Page images
PDF
EPUB

COULD'ST THOU LOOK AS DEAR.

Could'st thou look as dear as when

First I sigh'd for thee;
Could'st thou make me feel again
Ev'ry wish I breath'd thee then,

Oh! how blissful life would be !
Hopes, that now beguiling leave me,

Joys that lie in slumber cold,
All would wake, coul'st thou but give me

One dear smile like those of old !
Oh! there's nothing left us now

But to mourn the past;
Vain was every ardent vow,
Never yet did heaven allow

Love so warm, so wild, to last.
Not e'en hope could now deceive me,

Life itself looks dark and cold;
Oh! thou never more canst give me

One dear smile like those of old !

THE YOUNG ROSE.

The young Rose which I gave thee, so dewy

and bright, Was the flow'ret most dear to the sweet bird

of night; Who oft by the moon o'er her blushes hath

hung, And thrild ev'ry leaf with the wild lay he sung,

Oh! take thou this young Rose, and let her

life be Prolong'd by the breath she will borrow from

thee! For while o'er her bosom thy soft notes shall

thrill, She'll think the sweet night bird is courting

her still.

OH! SOON RETURN.

OUR white sail caught the ev’ning ray,

The wave beneath us seem'd to burn, When all my weeping love could say,

Was “Oh! soon return!”

Thro' many a clime our ship was driv'n,

O'er many a billow rudely thrown, Now child beneath a northern heav'n,

Now sunn'd by summer's zone. Yet still where'er our course we lay,

When ev’ning bid the west wave burn, I thought I heard her faintly say,

“Oh! soon return."

If ever yet my bosom found

Its thoughts a moment turn'd from thee, 'Twas when the combat rag'd around,

And brave men look'd to me.

But, though 'mid battle's wild alarm

Love's gentle power might not appear,
He gave to glory's brow the charm,

That made e'en danger dear.
And then, when victory's calm came o'er

The hearts where rage has ceas'd to burn, I heard that farewell voice once more

" Oh! soon return."

[ocr errors]

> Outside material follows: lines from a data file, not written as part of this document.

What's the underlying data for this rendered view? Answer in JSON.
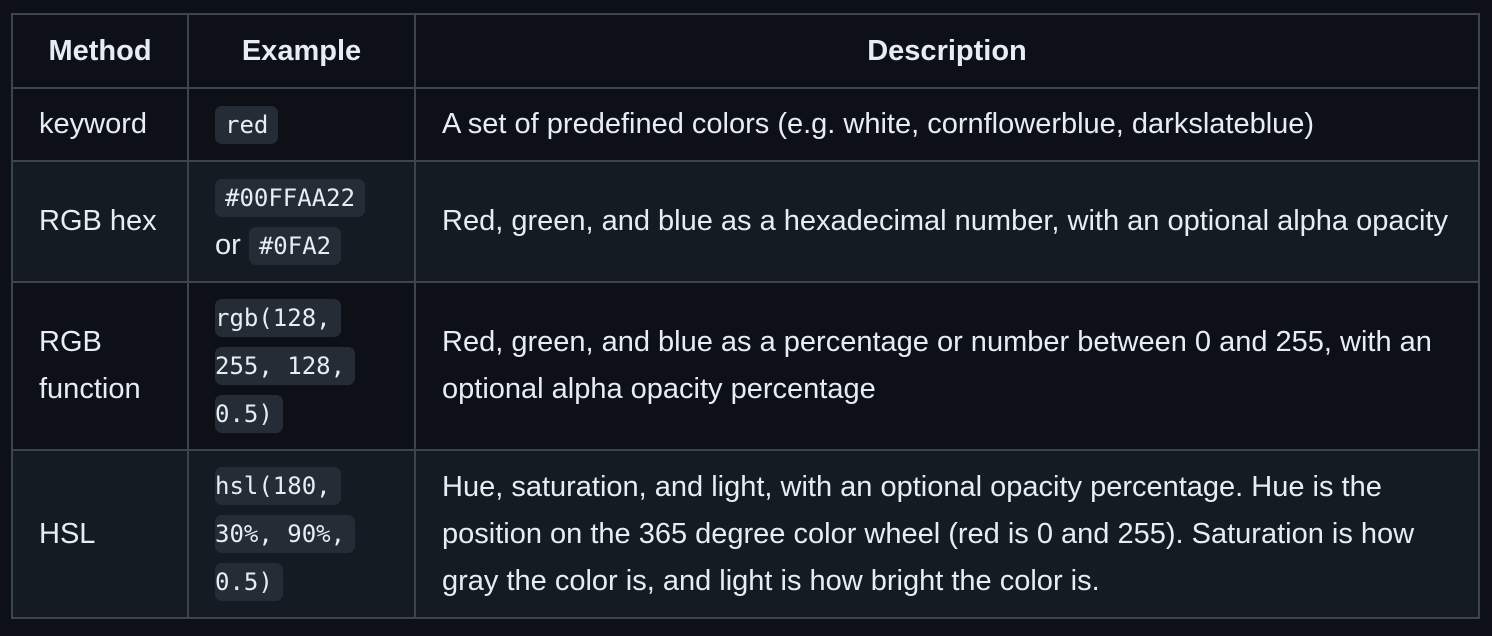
{
  "table": {
    "headers": [
      "Method",
      "Example",
      "Description"
    ],
    "rows": [
      {
        "method": "keyword",
        "example_code_1": "red",
        "description": "A set of predefined colors (e.g. white, cornflowerblue, darkslateblue)"
      },
      {
        "method": "RGB hex",
        "example_code_1": "#00FFAA22",
        "example_connector": "or",
        "example_code_2": "#0FA2",
        "description": "Red, green, and blue as a hexadecimal number, with an optional alpha opacity"
      },
      {
        "method": "RGB function",
        "example_code_1": "rgb(128, 255, 128, 0.5)",
        "description": "Red, green, and blue as a percentage or number between 0 and 255, with an optional alpha opacity percentage"
      },
      {
        "method": "HSL",
        "example_code_1": "hsl(180, 30%, 90%, 0.5)",
        "description": "Hue, saturation, and light, with an optional opacity percentage. Hue is the position on the 365 degree color wheel (red is 0 and 255). Saturation is how gray the color is, and light is how bright the color is."
      }
    ]
  }
}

LOVE'S LIGHT SUMMER CLOUD.

Pain and sorrow shall vanish before us,

Youth may wither, but feeling will last;
All the shadow that e'er shall fall o'er us,
Love's light summer-cloud sweetly shall cast.

Oh! if to love thee more
Each hour I number o'er,
If this a passion be

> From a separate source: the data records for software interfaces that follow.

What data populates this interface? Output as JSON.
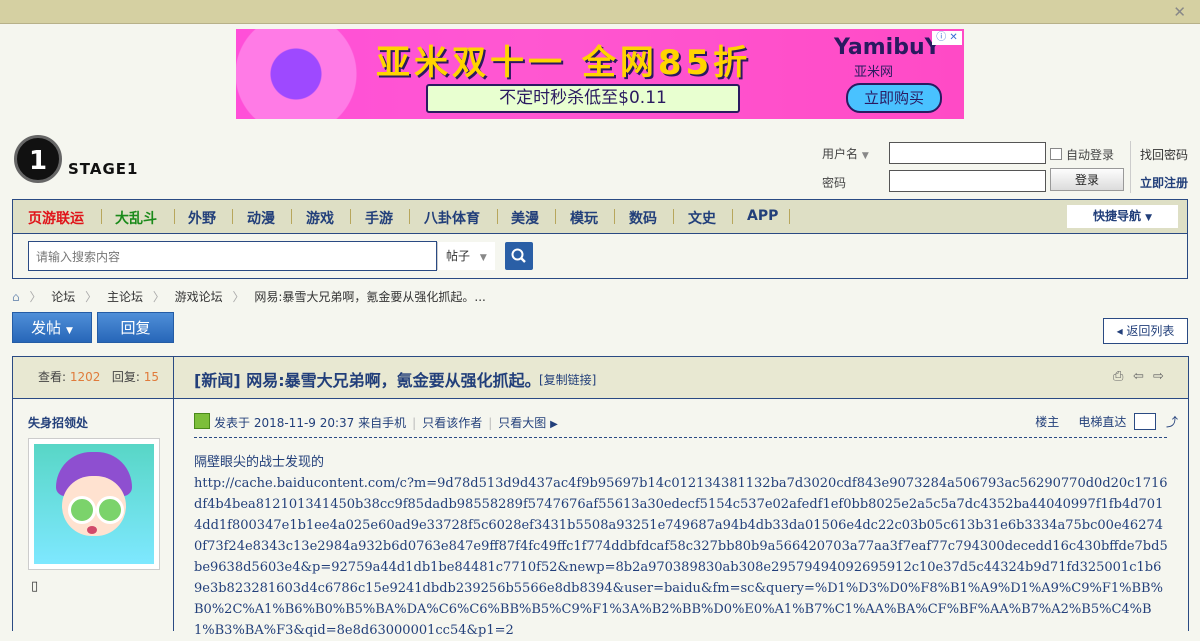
{
  "topbar": {
    "close_glyph": "✕"
  },
  "ad": {
    "headline": "亚米双十一 全网85折",
    "brand": "YamibuY",
    "brand_cn": "亚米网",
    "sub": "不定时秒杀低至$0.11",
    "buy": "立即购买",
    "badge": "ⓘ ✕"
  },
  "logo": {
    "mark": "1",
    "text": "STAGE1"
  },
  "login": {
    "username_label": "用户名",
    "password_label": "密码",
    "auto_login": "自动登录",
    "login_button": "登录",
    "forgot": "找回密码",
    "register": "立即注册"
  },
  "nav": {
    "items": [
      {
        "label": "页游联运",
        "color": "#e0141a"
      },
      {
        "label": "大乱斗",
        "color": "#1a8a1a"
      },
      {
        "label": "外野"
      },
      {
        "label": "动漫"
      },
      {
        "label": "游戏"
      },
      {
        "label": "手游"
      },
      {
        "label": "八卦体育"
      },
      {
        "label": "美漫"
      },
      {
        "label": "模玩"
      },
      {
        "label": "数码"
      },
      {
        "label": "文史"
      },
      {
        "label": "APP"
      }
    ],
    "quick": "快捷导航"
  },
  "search": {
    "placeholder": "请输入搜索内容",
    "category": "帖子"
  },
  "breadcrumb": [
    "论坛",
    "主论坛",
    "游戏论坛",
    "网易:暴雪大兄弟啊，氪金要从强化抓起。..."
  ],
  "actions": {
    "post": "发帖",
    "reply": "回复",
    "back": "返回列表"
  },
  "thread": {
    "views_label": "查看:",
    "views": "1202",
    "replies_label": "回复:",
    "replies": "15",
    "title": "[新闻] 网易:暴雪大兄弟啊，氪金要从强化抓起。",
    "copy_link": "[复制链接]",
    "author": "失身招领处",
    "posted": "发表于 2018-11-9 20:37 来自手机",
    "only_author": "只看该作者",
    "only_big": "只看大图",
    "floor": "楼主",
    "elevator": "电梯直达",
    "body_line1": "隔壁眼尖的战士发现的",
    "body_line2": "http://cache.baiducontent.com/c?m=9d78d513d9d437ac4f9b95697b14c012134381132ba7d3020cdf843e9073284a506793ac56290770d0d20c1716df4b4bea812101341450b38cc9f85dadb98558289f5747676af55613a30edecf5154c537e02afedf1ef0bb8025e2a5c5a7dc4352ba44040997f1fb4d7014dd1f800347e1b1ee4a025e60ad9e33728f5c6028ef3431b5508a93251e749687a94b4db33da01506e4dc22c03b05c613b31e6b3334a75bc00e462740f73f24e8343c13e2984a932b6d0763e847e9ff87f4fc49ffc1f774ddbfdcaf58c327bb80b9a566420703a77aa3f7eaf77c794300decedd16c430bffde7bd5be9638d5603e4&p=92759a44d1db1be84481c7710f52&newp=8b2a970389830ab308e29579494092695912c10e37d5c44324b9d71fd325001c1b69e3b823281603d4c6786c15e9241dbdb239256b5566e8db8394&user=baidu&fm=sc&query=%D1%D3%D0%F8%B1%A9%D1%A9%C9%F1%BB%B0%2C%A1%B6%B0%B5%BA%DA%C6%C6%BB%B5%C9%F1%3A%B2%BB%D0%E0%A1%B7%C1%AA%BA%CF%BF%AA%B7%A2%B5%C4%B1%B3%BA%F3&qid=8e8d63000001cc54&p1=2"
  }
}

Worthy of thee,
Then, be happy, for thus I adore thee.

Charms may wither, but feeling shall last, All the shadow that e'er shall fall o'er thee,

Love's light summer-cloud sweetly shall cast. Rest, dear bosom! no sorrow shall pain thee,

Sighs of pleasure alone shalt thou steal ; Beam, bright eyelid! no weeping shall stain

thee, Tears of rapture alone shalt thou feel.

Oh! if there be a charm*
In love to banish harm,
If pleasure's truest spell

Be to love well,
Then be happy, for thus I adore thee,

Charms may wither, but feeling will last,
All the shadow that e’re shall fall o'er thee,

Love's light summer-cloud sweetly shall cast.

KEEP YOUR TEARS FOR ME.

When ʼmidst the gay I meet

That gentle smile of thine,
Tho' still on me it turns most sweet,

I scarce can call it mine.
But when to me alone

Your'secret tears you show,
O then I feel those tears my own,

And claim them while they flow.
Then still with bright looks bless

The gay, the cold, the free;
Give smiles to those who love you less,

But keep your tears for me.

The snow on Jura's steep

Can smile with many a beam,
Yet still in chains of coldness sleep,

How bright soe'er it seem.

*This is one of the many instances in which I have sacrificed Metre, (and I may add Sense,] to the wild structure of the air.

But when some deep-felt ray,

Whose touch is fire, appears,
Oh! then the smile is warm'd away,

And, melting, turns to tears.
Then still with bright looks bless

The gay, the cold, the free;
Give smiles to those who love you less,

But keep your tears for me.

FANNY WAS IN THE GROVE.

FANNY was in the grove,

And Lubin her boy was nigh;
Her eye was warm with love,

And her soul was as her eye,
Oh! Oh! if Lubin now would sue,
Oh! Oh! what would Fanny do?
Fanny was made for bliss,

But she was young and shy,
And when he had stolen a kiss,

She blush'd and said with a sigh, Oh! Oh! Lubin, ah! tell me true, Oh! Oh! what are you going to do? They wander'd beneath the shade ;

Her eye was dim'd with a tear, For ah! the poor little maid

Was thrilling with love and fear. Oh! Oh! if Lubin would but sue, Oh! Oh! what could Fanny do?

« PreviousContinue »